Saved entries:
==============================
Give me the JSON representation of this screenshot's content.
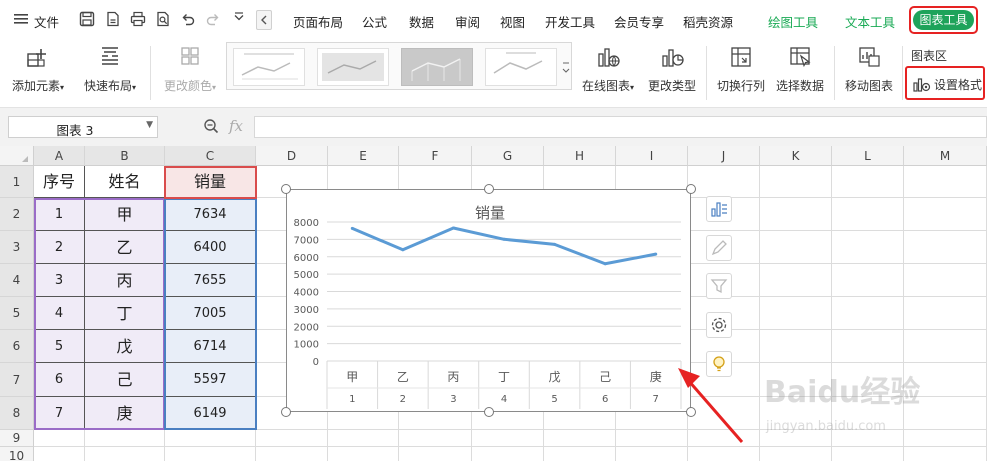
{
  "menubar": {
    "file_label": "文件",
    "tabs": [
      "页面布局",
      "公式",
      "数据",
      "审阅",
      "视图",
      "开发工具",
      "会员专享",
      "稻壳资源"
    ],
    "context_tabs": [
      "绘图工具",
      "文本工具"
    ],
    "active_tab": "图表工具"
  },
  "ribbon": {
    "add_element": "添加元素",
    "quick_layout": "快速布局",
    "change_color": "更改颜色",
    "online_chart": "在线图表",
    "change_type": "更改类型",
    "switch_row_col": "切换行列",
    "select_data": "选择数据",
    "move_chart": "移动图表",
    "chart_area": "图表区",
    "set_format": "设置格式"
  },
  "formula_bar": {
    "name_box": "图表 3",
    "fx_label": "fx",
    "value": ""
  },
  "grid": {
    "columns": [
      "A",
      "B",
      "C",
      "D",
      "E",
      "F",
      "G",
      "H",
      "I",
      "J",
      "K",
      "L",
      "M"
    ],
    "rows": [
      "1",
      "2",
      "3",
      "4",
      "5",
      "6",
      "7",
      "8",
      "9",
      "10"
    ],
    "header": [
      "序号",
      "姓名",
      "销量"
    ],
    "data": [
      [
        "1",
        "甲",
        "7634"
      ],
      [
        "2",
        "乙",
        "6400"
      ],
      [
        "3",
        "丙",
        "7655"
      ],
      [
        "4",
        "丁",
        "7005"
      ],
      [
        "5",
        "戊",
        "6714"
      ],
      [
        "6",
        "己",
        "5597"
      ],
      [
        "7",
        "庚",
        "6149"
      ]
    ]
  },
  "chart_data": {
    "type": "line",
    "title": "销量",
    "categories": [
      "甲",
      "乙",
      "丙",
      "丁",
      "戊",
      "己",
      "庚"
    ],
    "sub_categories": [
      "1",
      "2",
      "3",
      "4",
      "5",
      "6",
      "7"
    ],
    "series": [
      {
        "values": [
          7634,
          6400,
          7655,
          7005,
          6714,
          5597,
          6149
        ]
      }
    ],
    "ylim": [
      0,
      8000
    ],
    "yticks": [
      "8000",
      "7000",
      "6000",
      "5000",
      "4000",
      "3000",
      "2000",
      "1000",
      "0"
    ],
    "grid": true,
    "line_color": "#5b9bd5"
  },
  "colors": {
    "accent_green": "#1ea35a",
    "highlight_red": "#e62222",
    "selection_blue": "#e8eef8",
    "selection_purple": "#f0ebf7"
  },
  "watermark": {
    "brand": "Baidu经验",
    "url": "jingyan.baidu.com"
  }
}
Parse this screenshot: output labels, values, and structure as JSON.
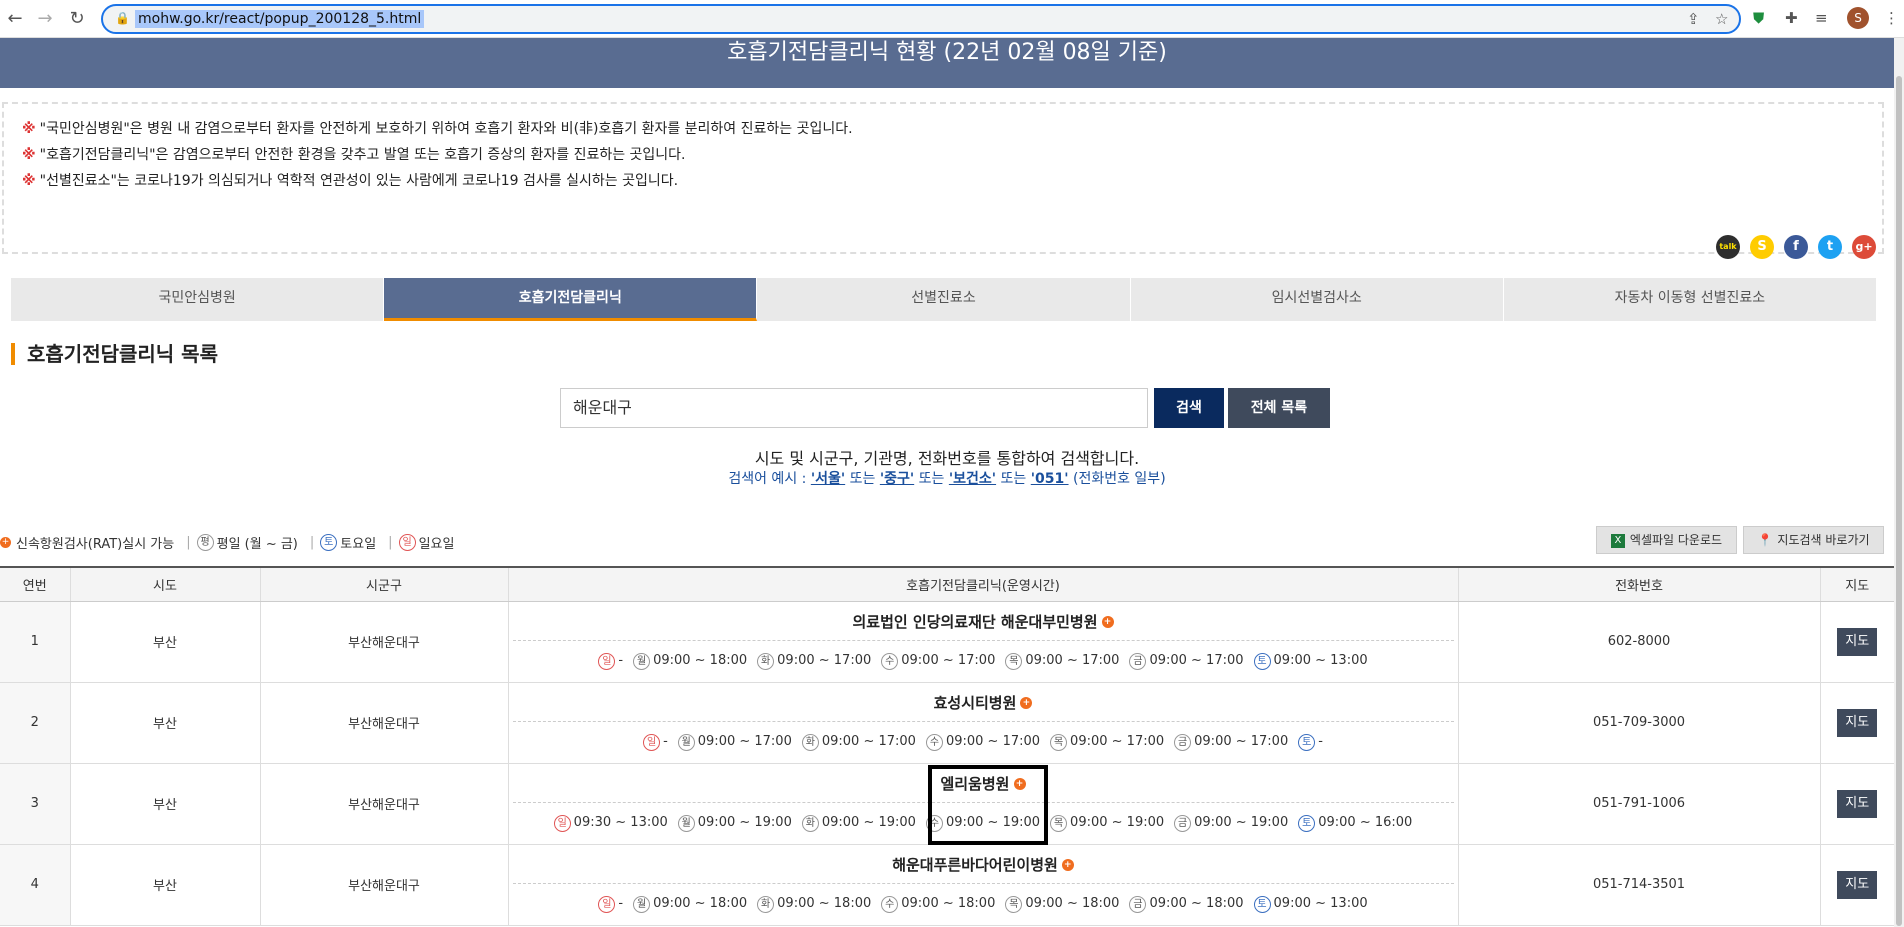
{
  "browser": {
    "url": "mohw.go.kr/react/popup_200128_5.html",
    "avatar_letter": "S",
    "icons": [
      "back-icon",
      "forward-icon",
      "reload-icon",
      "lock-icon",
      "share-icon",
      "star-icon",
      "shield-extension-icon",
      "puzzle-icon",
      "media-icon",
      "menu-icon"
    ]
  },
  "page": {
    "title": "호흡기전담클리닉 현황 (22년 02월 08일 기준)",
    "notices": [
      "\"국민안심병원\"은 병원 내 감염으로부터 환자를 안전하게 보호하기 위하여 호흡기 환자와 비(非)호흡기 환자를 분리하여 진료하는 곳입니다.",
      "\"호흡기전담클리닉\"은 감염으로부터 안전한 환경을 갖추고 발열 또는 호흡기 증상의 환자를 진료하는 곳입니다.",
      "\"선별진료소\"는 코로나19가 의심되거나 역학적 연관성이 있는 사람에게 코로나19 검사를 실시하는 곳입니다."
    ],
    "notice_mark": "※",
    "share": {
      "kakaotalk": "talk",
      "kakaostory": "S",
      "facebook": "f",
      "twitter": "t",
      "googleplus": "g+"
    },
    "tabs": [
      "국민안심병원",
      "호흡기전담클리닉",
      "선별진료소",
      "임시선별검사소",
      "자동차 이동형 선별진료소"
    ],
    "section_title": "호흡기전담클리닉 목록",
    "search": {
      "value": "해운대구",
      "search_label": "검색",
      "all_label": "전체 목록",
      "hint": "시도 및 시군구, 기관명, 전화번호를 통합하여 검색합니다.",
      "example_prefix": "검색어 예시 :",
      "examples": [
        "'서울'",
        "'중구'",
        "'보건소'",
        "'051'"
      ],
      "or": "또는",
      "example_suffix": "(전화번호 일부)"
    },
    "legend": {
      "rat": "신속항원검사(RAT)실시 가능",
      "weekday_mark": "평",
      "weekday": "평일 (월 ~ 금)",
      "sat_mark": "토",
      "sat": "토요일",
      "sun_mark": "일",
      "sun": "일요일"
    },
    "excel_label": "엑셀파일 다운로드",
    "map_label": "지도검색 바로가기",
    "table": {
      "headers": [
        "연번",
        "시도",
        "시군구",
        "호흡기전담클리닉(운영시간)",
        "전화번호",
        "지도"
      ],
      "map_button": "지도",
      "rows": [
        {
          "no": "1",
          "sido": "부산",
          "sigungu": "부산해운대구",
          "name": "의료법인 인당의료재단 해운대부민병원",
          "phone": "602-8000",
          "hours": [
            [
              "일",
              "-"
            ],
            [
              "월",
              "09:00 ~ 18:00"
            ],
            [
              "화",
              "09:00 ~ 17:00"
            ],
            [
              "수",
              "09:00 ~ 17:00"
            ],
            [
              "목",
              "09:00 ~ 17:00"
            ],
            [
              "금",
              "09:00 ~ 17:00"
            ],
            [
              "토",
              "09:00 ~ 13:00"
            ]
          ]
        },
        {
          "no": "2",
          "sido": "부산",
          "sigungu": "부산해운대구",
          "name": "효성시티병원",
          "phone": "051-709-3000",
          "hours": [
            [
              "일",
              "-"
            ],
            [
              "월",
              "09:00 ~ 17:00"
            ],
            [
              "화",
              "09:00 ~ 17:00"
            ],
            [
              "수",
              "09:00 ~ 17:00"
            ],
            [
              "목",
              "09:00 ~ 17:00"
            ],
            [
              "금",
              "09:00 ~ 17:00"
            ],
            [
              "토",
              "-"
            ]
          ]
        },
        {
          "no": "3",
          "sido": "부산",
          "sigungu": "부산해운대구",
          "name": "엘리움병원",
          "phone": "051-791-1006",
          "hours": [
            [
              "일",
              "09:30 ~ 13:00"
            ],
            [
              "월",
              "09:00 ~ 19:00"
            ],
            [
              "화",
              "09:00 ~ 19:00"
            ],
            [
              "수",
              "09:00 ~ 19:00"
            ],
            [
              "목",
              "09:00 ~ 19:00"
            ],
            [
              "금",
              "09:00 ~ 19:00"
            ],
            [
              "토",
              "09:00 ~ 16:00"
            ]
          ]
        },
        {
          "no": "4",
          "sido": "부산",
          "sigungu": "부산해운대구",
          "name": "해운대푸른바다어린이병원",
          "phone": "051-714-3501",
          "hours": [
            [
              "일",
              "-"
            ],
            [
              "월",
              "09:00 ~ 18:00"
            ],
            [
              "화",
              "09:00 ~ 18:00"
            ],
            [
              "수",
              "09:00 ~ 18:00"
            ],
            [
              "목",
              "09:00 ~ 18:00"
            ],
            [
              "금",
              "09:00 ~ 18:00"
            ],
            [
              "토",
              "09:00 ~ 13:00"
            ]
          ]
        }
      ]
    }
  }
}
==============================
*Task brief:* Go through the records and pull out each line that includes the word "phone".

*Reply to the task:*
          "phone": "602-8000",
          "phone": "051-709-3000",
          "phone": "051-791-1006",
          "phone": "051-714-3501",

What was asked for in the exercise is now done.